EXERCISE BRIEF: Gather every line from the entries below that includes "months".
(GIVEN INFORMATION begins)
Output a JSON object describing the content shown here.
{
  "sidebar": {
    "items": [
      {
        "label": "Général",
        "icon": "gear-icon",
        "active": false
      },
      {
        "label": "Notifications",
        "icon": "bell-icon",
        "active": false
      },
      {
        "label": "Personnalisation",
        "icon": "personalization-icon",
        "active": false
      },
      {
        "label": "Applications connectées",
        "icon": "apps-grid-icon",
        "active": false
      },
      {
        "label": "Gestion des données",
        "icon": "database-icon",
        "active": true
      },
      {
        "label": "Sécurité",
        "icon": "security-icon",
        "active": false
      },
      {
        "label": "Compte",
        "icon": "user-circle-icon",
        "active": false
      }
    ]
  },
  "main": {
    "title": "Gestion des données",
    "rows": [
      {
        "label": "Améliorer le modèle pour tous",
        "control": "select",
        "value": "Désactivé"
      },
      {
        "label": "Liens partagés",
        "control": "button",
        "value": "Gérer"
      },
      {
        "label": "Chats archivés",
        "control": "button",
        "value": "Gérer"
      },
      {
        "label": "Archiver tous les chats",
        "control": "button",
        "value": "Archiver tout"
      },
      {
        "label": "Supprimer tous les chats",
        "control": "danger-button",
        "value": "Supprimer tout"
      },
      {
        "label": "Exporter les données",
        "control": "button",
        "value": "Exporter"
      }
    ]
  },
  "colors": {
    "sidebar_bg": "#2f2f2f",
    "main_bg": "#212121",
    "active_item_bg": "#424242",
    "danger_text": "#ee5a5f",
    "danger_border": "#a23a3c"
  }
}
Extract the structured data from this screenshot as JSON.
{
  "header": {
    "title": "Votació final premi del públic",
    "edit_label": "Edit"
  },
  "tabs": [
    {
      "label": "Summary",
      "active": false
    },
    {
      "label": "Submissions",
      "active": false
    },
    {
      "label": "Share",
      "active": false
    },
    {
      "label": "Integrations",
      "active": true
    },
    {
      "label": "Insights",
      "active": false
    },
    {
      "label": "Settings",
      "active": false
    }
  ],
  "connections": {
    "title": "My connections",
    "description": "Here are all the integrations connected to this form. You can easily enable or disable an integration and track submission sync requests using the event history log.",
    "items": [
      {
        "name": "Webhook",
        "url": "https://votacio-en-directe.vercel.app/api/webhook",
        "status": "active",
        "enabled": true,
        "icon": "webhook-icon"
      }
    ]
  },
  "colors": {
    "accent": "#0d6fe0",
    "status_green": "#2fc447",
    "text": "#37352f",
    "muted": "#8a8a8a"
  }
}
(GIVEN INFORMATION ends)
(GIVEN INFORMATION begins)
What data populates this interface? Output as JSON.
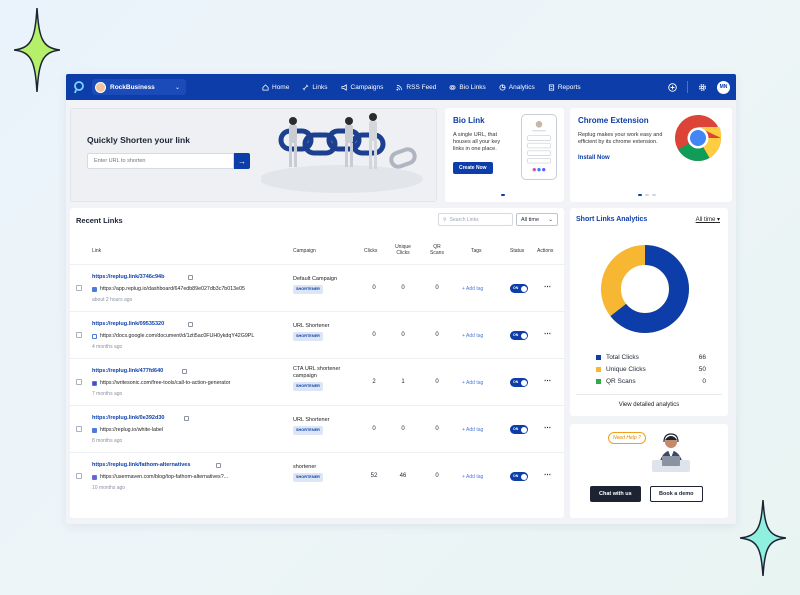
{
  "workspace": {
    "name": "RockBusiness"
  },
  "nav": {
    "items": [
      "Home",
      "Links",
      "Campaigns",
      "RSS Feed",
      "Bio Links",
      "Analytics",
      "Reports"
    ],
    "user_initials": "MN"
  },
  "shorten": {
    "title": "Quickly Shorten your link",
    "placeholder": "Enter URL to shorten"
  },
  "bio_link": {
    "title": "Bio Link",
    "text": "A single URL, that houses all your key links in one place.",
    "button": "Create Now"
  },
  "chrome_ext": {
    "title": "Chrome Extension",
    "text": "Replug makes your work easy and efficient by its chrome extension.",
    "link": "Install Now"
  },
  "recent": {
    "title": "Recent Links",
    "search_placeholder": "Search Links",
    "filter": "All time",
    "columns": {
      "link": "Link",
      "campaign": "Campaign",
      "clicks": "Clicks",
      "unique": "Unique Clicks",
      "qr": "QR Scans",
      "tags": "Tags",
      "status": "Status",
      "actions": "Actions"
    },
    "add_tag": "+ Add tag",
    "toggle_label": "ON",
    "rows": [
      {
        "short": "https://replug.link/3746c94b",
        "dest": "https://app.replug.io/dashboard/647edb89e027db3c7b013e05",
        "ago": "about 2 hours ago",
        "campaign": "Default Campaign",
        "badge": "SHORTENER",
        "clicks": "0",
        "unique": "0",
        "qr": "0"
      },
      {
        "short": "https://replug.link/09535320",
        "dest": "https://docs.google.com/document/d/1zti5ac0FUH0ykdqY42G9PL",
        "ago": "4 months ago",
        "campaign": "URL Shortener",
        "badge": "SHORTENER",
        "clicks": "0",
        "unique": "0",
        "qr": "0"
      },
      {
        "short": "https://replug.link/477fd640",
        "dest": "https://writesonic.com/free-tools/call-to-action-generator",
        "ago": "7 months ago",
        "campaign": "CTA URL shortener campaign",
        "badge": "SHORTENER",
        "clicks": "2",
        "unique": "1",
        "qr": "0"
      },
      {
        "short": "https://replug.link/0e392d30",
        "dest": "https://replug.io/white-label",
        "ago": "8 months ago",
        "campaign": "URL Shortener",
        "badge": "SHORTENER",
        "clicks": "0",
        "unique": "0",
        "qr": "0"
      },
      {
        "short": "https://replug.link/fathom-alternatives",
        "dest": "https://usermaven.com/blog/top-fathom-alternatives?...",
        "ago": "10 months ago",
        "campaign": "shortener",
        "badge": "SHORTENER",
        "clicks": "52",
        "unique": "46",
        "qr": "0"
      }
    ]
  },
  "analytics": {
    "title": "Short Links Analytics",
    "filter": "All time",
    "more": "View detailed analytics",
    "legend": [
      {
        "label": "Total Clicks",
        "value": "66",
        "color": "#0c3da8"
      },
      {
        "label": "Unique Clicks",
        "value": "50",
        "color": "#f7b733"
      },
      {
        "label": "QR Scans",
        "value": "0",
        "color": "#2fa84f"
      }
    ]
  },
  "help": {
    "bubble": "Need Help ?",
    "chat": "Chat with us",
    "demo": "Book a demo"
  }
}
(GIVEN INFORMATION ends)
ANSWER FOR THE TASK:
        "ago": "4 months ago",
        "ago": "7 months ago",
        "ago": "8 months ago",
        "ago": "10 months ago",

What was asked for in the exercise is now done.